Walk a mile in someone else’s shoes….and you’ll get blisters.

I remember reading about the Glastonbury music festival that takes place in the UK over three days and being astonished to read that, during a particularly wet festival, around 100 people a day were being treated for Immersion Foot (aka trench foot). It seemed incredible to me that anyone could damage their feet so quickly, and carelessly, in what is hardly a wilderness scenario…and yet all these people  did.

The fact is our feet don’t appreciate prolonged periods of being damp/cold/sweaty and can demonstrate their displeasure if we abuse them for too long by swelling up and becoming painful to walk on.

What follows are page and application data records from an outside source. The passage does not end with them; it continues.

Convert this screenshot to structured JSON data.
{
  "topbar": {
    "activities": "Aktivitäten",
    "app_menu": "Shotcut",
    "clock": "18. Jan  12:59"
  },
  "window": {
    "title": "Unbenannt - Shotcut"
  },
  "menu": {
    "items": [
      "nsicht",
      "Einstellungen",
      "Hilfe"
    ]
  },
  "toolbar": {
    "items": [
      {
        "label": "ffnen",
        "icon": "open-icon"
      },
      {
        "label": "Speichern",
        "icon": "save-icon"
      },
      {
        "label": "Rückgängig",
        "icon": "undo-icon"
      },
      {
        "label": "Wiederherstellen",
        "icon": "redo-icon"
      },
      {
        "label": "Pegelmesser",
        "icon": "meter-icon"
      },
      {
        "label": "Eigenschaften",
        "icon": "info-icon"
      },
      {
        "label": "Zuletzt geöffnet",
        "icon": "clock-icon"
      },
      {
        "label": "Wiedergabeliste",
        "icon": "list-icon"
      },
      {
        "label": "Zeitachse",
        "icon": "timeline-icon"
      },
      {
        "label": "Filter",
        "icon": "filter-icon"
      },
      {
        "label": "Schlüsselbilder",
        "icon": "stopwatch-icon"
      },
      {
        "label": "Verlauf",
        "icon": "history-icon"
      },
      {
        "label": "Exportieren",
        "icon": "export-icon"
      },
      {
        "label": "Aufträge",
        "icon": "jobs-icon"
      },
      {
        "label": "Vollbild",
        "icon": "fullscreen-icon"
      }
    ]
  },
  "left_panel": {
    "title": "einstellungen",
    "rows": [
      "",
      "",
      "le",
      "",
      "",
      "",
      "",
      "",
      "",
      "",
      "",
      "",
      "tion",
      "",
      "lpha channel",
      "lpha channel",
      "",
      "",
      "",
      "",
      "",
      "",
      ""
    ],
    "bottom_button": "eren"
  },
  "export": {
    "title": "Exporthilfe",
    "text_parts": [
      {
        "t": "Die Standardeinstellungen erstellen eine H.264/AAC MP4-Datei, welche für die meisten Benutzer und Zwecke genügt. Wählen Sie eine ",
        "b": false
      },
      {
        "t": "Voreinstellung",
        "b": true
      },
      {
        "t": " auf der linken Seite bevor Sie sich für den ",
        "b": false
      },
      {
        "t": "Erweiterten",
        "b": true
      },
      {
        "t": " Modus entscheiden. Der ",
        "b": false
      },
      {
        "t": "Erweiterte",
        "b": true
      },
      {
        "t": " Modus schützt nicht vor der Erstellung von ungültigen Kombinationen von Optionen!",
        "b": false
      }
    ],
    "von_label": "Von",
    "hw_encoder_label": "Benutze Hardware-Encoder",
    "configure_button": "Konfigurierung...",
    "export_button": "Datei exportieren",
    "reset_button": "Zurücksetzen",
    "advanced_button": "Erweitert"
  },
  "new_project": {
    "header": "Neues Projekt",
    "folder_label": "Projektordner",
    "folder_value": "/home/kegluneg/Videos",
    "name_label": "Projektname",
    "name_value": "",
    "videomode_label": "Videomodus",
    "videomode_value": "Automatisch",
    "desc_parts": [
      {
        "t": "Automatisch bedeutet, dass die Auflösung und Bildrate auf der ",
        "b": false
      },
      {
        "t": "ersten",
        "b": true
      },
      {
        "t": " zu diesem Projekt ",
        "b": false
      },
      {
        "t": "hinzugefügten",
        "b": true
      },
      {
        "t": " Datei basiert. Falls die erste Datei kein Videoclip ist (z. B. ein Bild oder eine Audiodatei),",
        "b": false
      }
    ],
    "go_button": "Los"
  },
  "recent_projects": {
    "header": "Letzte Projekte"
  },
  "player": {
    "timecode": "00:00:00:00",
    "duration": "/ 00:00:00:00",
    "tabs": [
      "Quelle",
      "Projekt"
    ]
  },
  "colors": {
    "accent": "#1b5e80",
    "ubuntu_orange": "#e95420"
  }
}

In the jungle looking after your feet is a high priority as unless you are in a group of remarkably accommodating friends who are prepared (and able) to carry you, then the only way out of the jungle is to walk out….although if there was a deep enough river you could possibly float out (but I wouldn’t bank on being able to do that!)

Swollen feet, skin deterioration, leech bites, fungal infections and blisters can all cause problems for the jungle trekker and even if you do manage to hobble out the experience is not a pleasant one.  So, in the video below I look at some simple precautions you can take to ensure your feet stay in good shape.  None of it is rocket science and the fact is that I have never had a problem with my feet in all the years I’ve been jungle trekking so, as long as you apply some discipline, there is no reason why you should either.

The key to keeping your feet in shape is to pamper them as soon as you set up camp and have washed yourself.  Pampering them is simple:  keep them clean, keep them dry, keep them warm (but not so much that they sweat) and keep them aired.  I also like to put in some intensive hammock time to take the weight and strain off my feet.

As a result from say 3pm to 7am  the next day (i.e. for 16 hours) my feet are treated very well and given the chance to recover for the stress of walking in wet shoes all day and ready to go again.   I am careful to keep the dry socks I use in the evening bone dry and if there’s even a chance they’ll get wet (e.g. when collecting water) I take them off and leave them in the hammock.